(Dataset excerpts)
*-*-*
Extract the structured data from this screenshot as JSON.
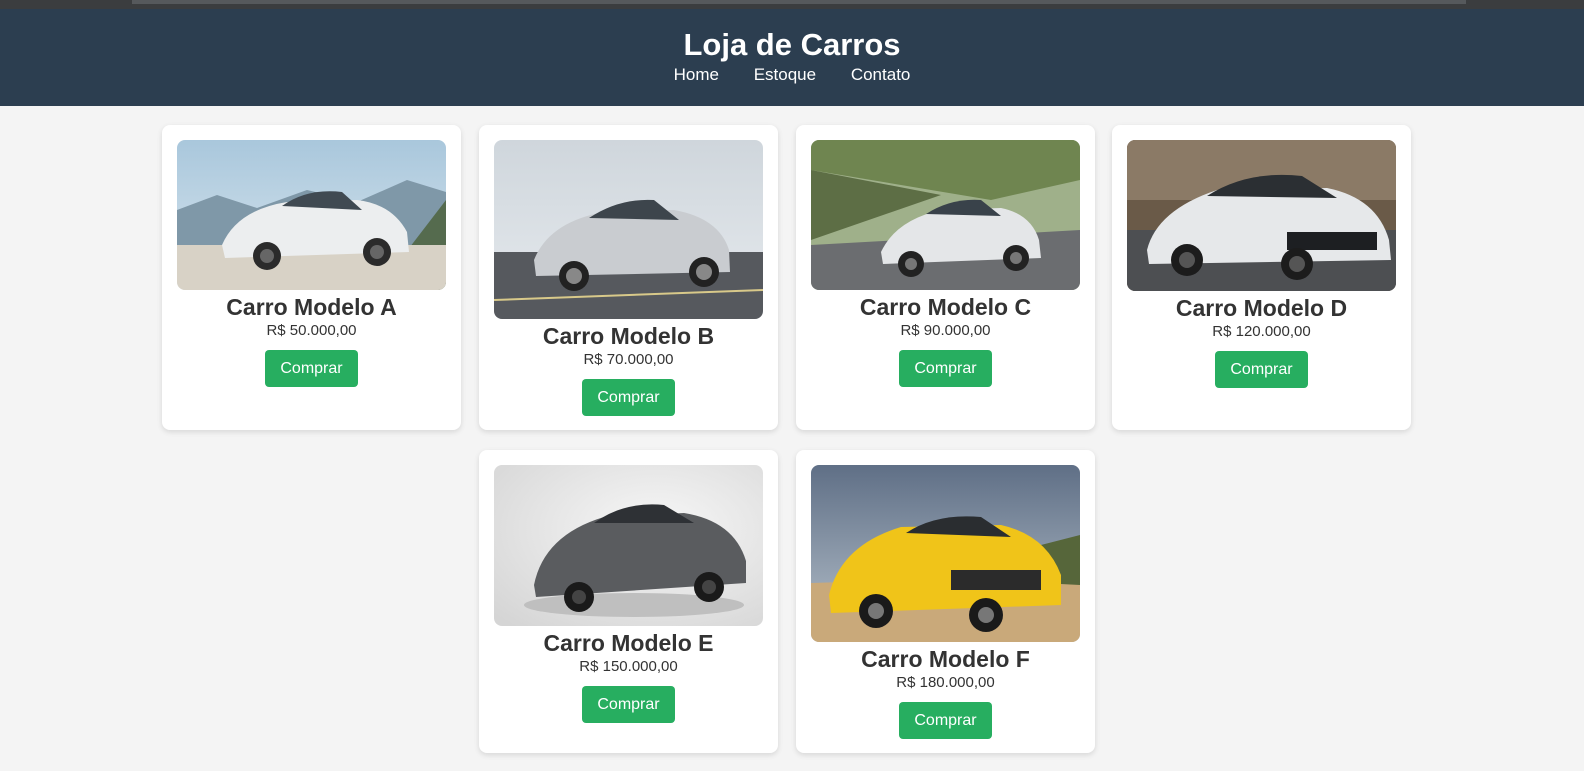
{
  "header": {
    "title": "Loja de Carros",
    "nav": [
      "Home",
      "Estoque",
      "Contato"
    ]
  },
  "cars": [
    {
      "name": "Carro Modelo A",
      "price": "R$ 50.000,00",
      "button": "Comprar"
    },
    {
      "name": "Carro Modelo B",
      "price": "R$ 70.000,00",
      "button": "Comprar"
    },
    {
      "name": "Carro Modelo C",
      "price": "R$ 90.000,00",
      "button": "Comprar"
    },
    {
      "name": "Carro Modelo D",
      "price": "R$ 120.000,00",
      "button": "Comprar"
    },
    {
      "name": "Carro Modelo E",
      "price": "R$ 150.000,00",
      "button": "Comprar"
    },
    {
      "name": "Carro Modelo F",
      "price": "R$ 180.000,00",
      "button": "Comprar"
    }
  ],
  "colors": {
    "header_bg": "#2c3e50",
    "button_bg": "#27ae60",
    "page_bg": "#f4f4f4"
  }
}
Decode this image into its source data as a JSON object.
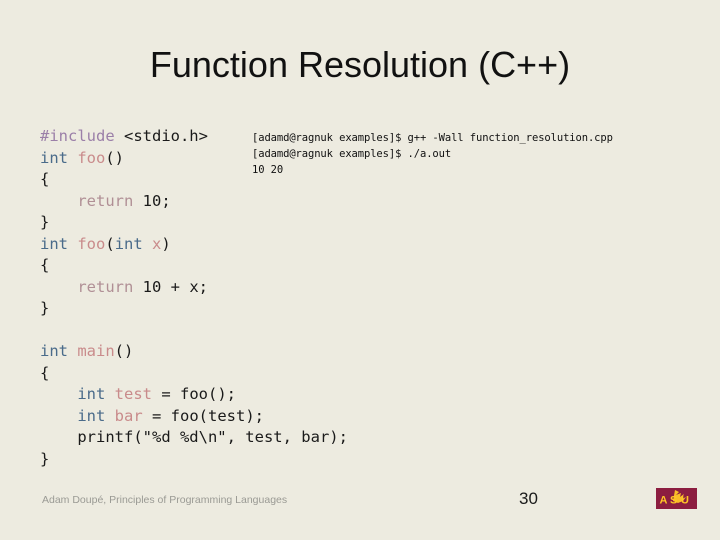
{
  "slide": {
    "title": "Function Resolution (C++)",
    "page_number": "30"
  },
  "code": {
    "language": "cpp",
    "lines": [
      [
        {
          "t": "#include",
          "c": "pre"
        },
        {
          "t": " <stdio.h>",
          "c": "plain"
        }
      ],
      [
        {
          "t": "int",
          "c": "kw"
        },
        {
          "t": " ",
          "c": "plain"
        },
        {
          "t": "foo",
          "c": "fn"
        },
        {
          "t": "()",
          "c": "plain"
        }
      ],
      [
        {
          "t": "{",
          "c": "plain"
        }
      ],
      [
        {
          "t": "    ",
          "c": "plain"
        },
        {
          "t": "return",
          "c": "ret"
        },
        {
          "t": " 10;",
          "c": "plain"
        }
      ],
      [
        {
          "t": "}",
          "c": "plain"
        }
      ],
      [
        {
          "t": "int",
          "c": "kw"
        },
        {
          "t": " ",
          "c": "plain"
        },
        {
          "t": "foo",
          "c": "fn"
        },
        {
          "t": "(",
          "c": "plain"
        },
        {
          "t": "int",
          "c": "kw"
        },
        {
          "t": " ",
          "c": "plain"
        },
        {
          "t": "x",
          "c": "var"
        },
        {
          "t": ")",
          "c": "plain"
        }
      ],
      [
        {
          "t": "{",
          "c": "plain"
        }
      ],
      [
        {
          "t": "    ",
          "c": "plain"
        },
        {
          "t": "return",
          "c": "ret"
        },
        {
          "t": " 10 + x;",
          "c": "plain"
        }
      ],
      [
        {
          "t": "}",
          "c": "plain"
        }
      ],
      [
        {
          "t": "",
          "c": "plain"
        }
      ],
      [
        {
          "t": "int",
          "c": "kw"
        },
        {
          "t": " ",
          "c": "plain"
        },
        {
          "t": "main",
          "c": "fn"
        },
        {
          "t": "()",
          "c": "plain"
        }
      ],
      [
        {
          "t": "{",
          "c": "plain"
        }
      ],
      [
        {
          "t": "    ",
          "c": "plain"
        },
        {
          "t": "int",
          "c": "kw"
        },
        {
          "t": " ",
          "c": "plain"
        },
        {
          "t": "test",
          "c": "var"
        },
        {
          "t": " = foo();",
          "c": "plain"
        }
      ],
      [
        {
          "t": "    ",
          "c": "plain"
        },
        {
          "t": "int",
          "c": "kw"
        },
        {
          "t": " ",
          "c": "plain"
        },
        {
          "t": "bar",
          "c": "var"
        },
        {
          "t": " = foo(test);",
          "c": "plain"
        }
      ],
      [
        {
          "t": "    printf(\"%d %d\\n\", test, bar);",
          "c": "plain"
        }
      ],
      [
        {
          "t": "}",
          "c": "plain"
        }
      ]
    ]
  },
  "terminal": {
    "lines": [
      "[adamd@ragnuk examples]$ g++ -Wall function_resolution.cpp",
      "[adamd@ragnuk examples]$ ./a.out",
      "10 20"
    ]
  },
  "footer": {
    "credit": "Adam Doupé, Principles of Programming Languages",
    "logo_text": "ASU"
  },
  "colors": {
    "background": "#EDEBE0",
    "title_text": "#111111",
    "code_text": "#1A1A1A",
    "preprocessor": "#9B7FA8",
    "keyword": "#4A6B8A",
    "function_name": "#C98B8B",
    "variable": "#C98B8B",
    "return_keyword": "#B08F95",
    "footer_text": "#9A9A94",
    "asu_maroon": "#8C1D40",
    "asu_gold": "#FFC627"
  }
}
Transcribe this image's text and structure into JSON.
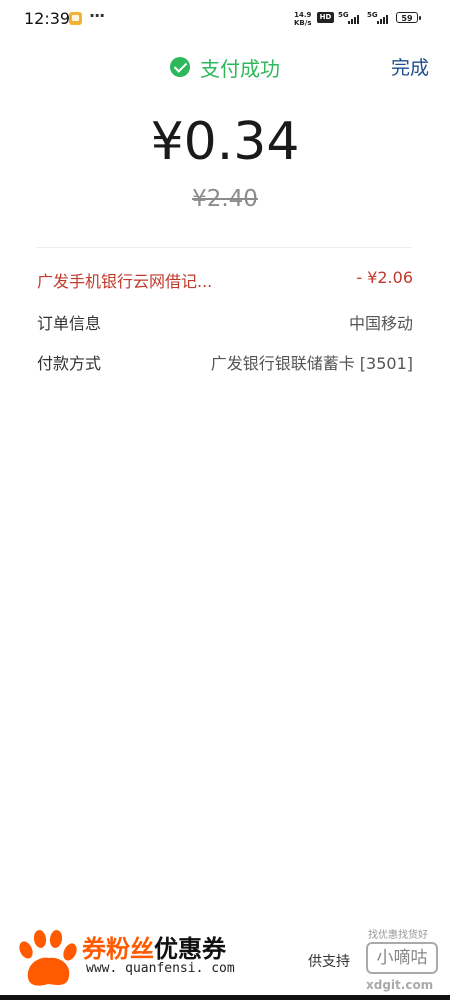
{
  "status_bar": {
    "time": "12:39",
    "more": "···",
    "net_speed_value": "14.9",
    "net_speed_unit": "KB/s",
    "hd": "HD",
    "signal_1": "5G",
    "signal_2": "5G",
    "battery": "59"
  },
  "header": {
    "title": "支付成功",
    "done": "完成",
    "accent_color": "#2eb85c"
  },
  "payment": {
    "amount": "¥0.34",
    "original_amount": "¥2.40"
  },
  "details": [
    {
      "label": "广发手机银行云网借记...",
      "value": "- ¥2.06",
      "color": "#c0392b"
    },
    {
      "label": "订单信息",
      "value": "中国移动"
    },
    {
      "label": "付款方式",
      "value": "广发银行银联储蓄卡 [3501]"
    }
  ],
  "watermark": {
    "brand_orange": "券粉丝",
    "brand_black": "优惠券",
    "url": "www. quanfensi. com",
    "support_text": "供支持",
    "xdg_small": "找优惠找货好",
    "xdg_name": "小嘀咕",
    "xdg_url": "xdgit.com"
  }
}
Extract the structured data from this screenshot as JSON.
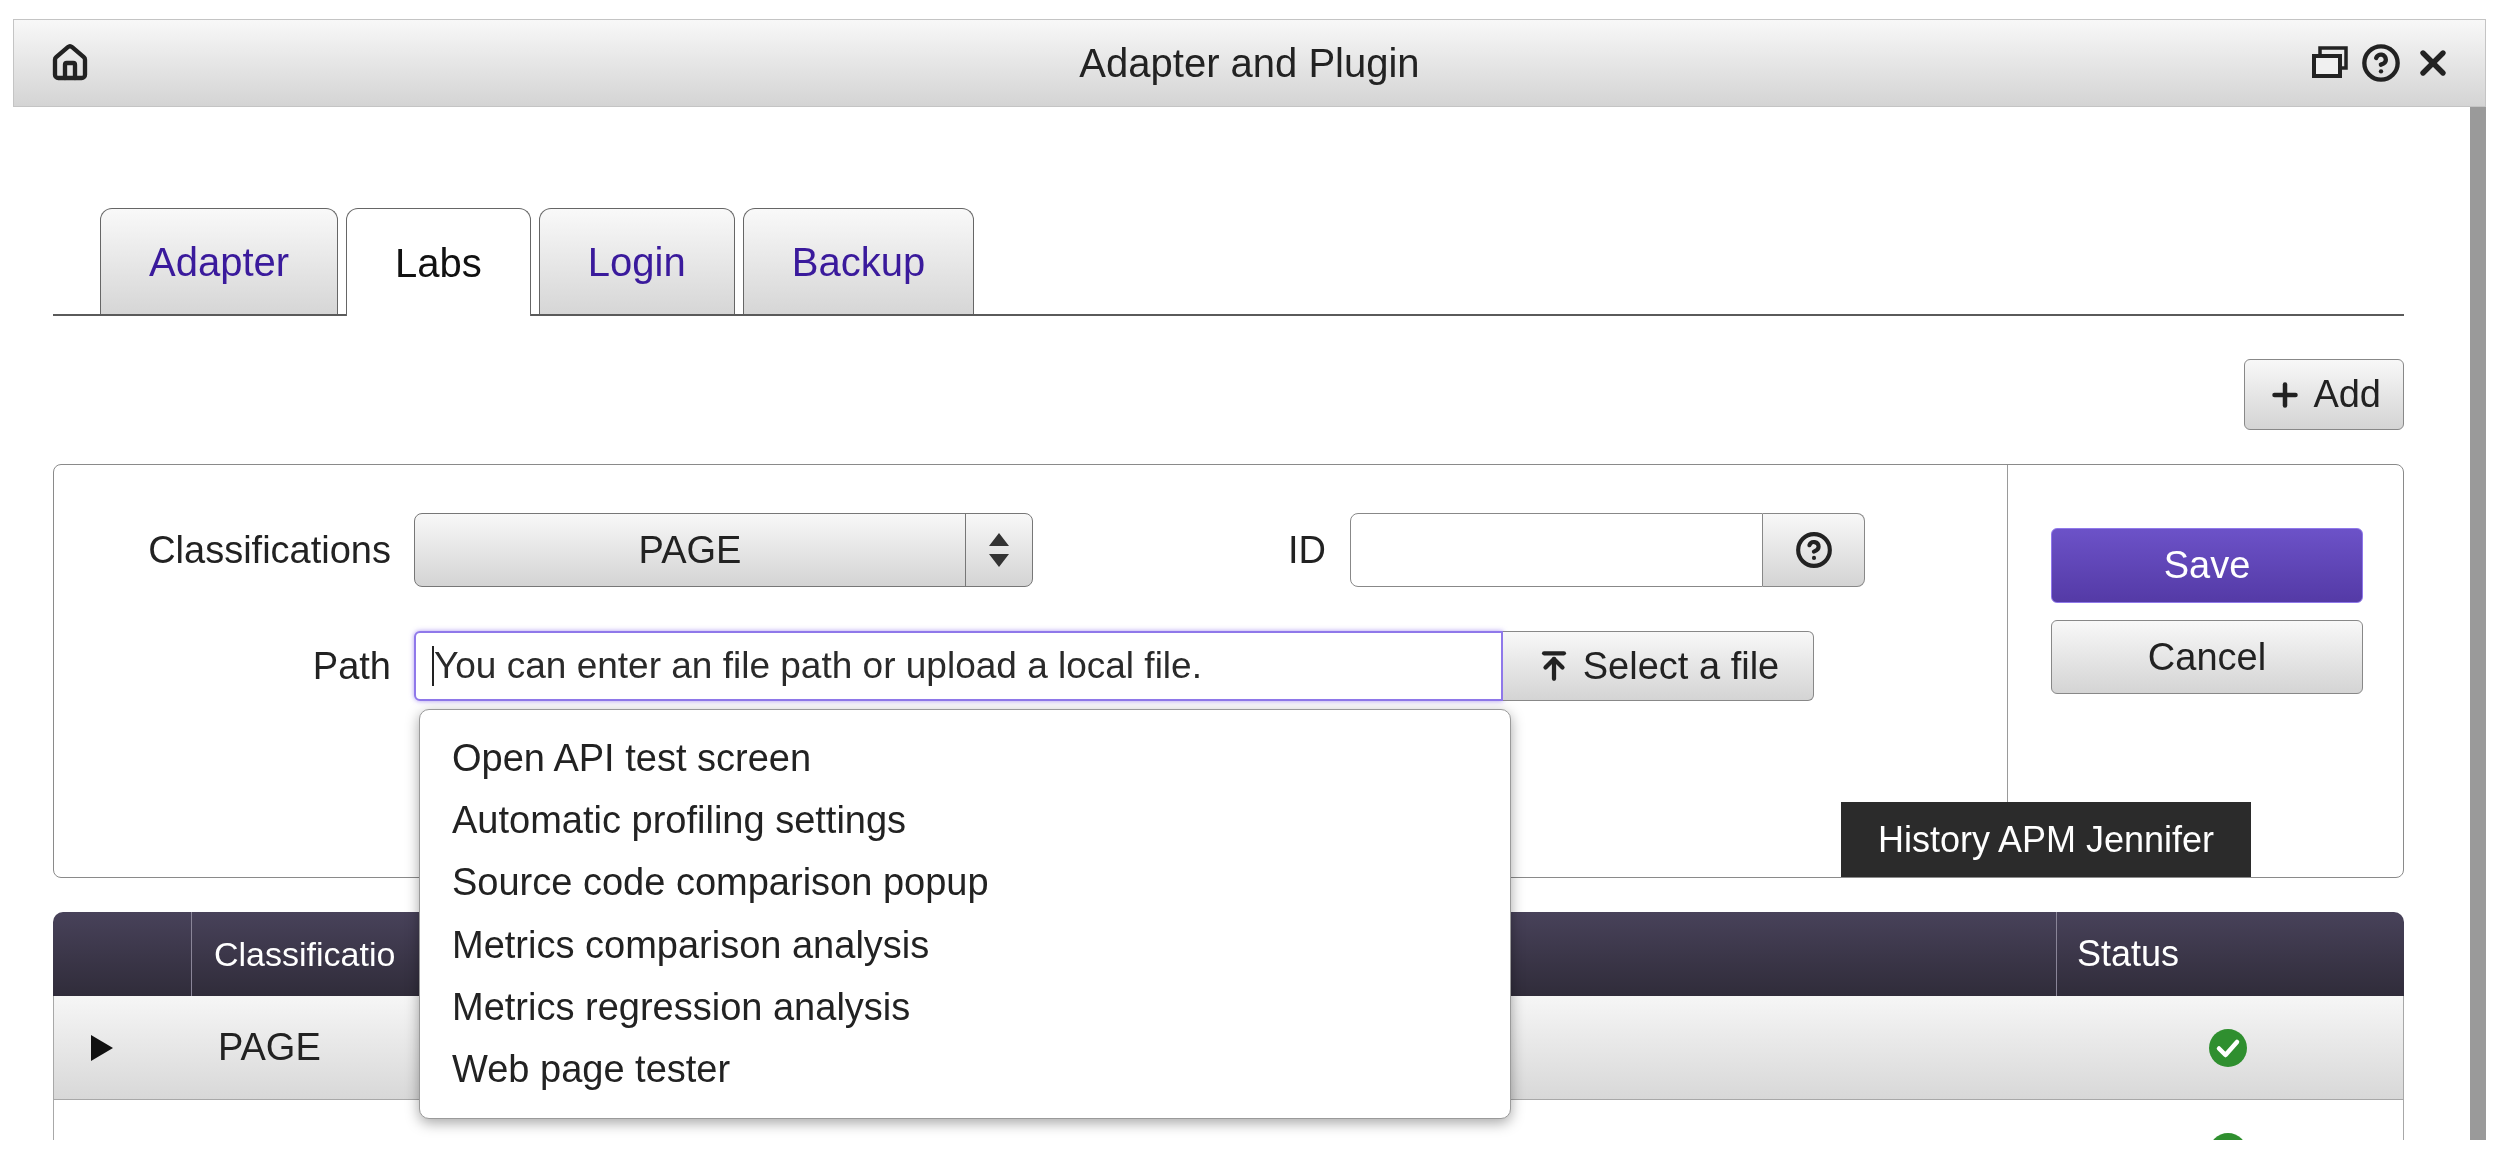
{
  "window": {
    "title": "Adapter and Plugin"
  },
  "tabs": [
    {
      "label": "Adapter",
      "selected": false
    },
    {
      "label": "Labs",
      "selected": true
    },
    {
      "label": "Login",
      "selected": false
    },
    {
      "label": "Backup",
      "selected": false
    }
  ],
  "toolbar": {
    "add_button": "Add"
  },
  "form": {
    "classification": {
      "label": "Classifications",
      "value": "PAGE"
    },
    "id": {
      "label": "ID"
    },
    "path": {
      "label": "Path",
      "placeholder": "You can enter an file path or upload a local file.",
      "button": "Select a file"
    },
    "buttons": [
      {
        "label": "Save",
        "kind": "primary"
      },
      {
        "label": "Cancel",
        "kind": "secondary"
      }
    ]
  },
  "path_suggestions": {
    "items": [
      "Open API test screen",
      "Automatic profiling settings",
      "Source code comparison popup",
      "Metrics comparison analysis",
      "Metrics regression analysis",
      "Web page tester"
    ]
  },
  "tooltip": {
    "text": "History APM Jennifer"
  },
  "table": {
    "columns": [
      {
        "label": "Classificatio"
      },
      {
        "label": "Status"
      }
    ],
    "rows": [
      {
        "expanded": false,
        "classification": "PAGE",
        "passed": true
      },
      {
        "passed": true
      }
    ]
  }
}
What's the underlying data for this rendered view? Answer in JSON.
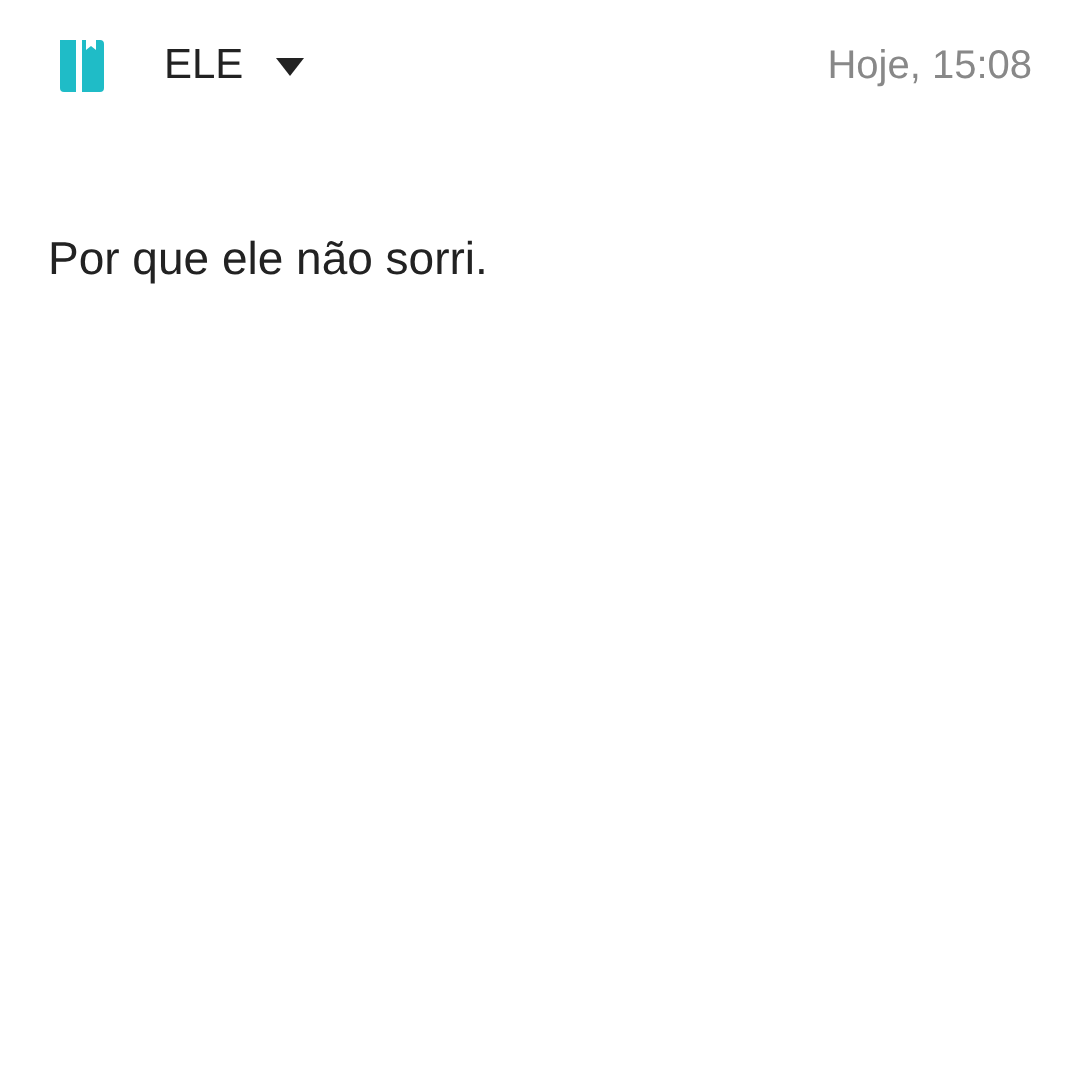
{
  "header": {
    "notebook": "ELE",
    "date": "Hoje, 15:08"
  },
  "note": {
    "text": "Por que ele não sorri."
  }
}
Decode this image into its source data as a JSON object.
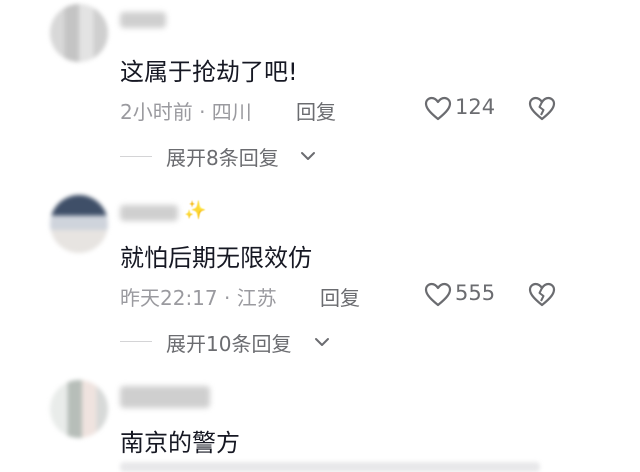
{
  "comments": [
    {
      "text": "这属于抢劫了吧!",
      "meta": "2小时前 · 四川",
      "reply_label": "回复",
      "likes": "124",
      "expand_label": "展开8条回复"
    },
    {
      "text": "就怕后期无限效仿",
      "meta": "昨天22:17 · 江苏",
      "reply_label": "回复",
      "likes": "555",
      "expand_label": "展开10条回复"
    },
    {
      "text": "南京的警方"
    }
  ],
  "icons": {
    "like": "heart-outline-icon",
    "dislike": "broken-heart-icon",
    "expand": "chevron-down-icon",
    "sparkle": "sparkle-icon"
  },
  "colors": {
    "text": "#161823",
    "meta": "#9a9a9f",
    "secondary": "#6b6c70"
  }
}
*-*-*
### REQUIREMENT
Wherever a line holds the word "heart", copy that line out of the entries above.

### RESULT OF THE EXERCISE
    "like": "heart-outline-icon",
    "dislike": "broken-heart-icon",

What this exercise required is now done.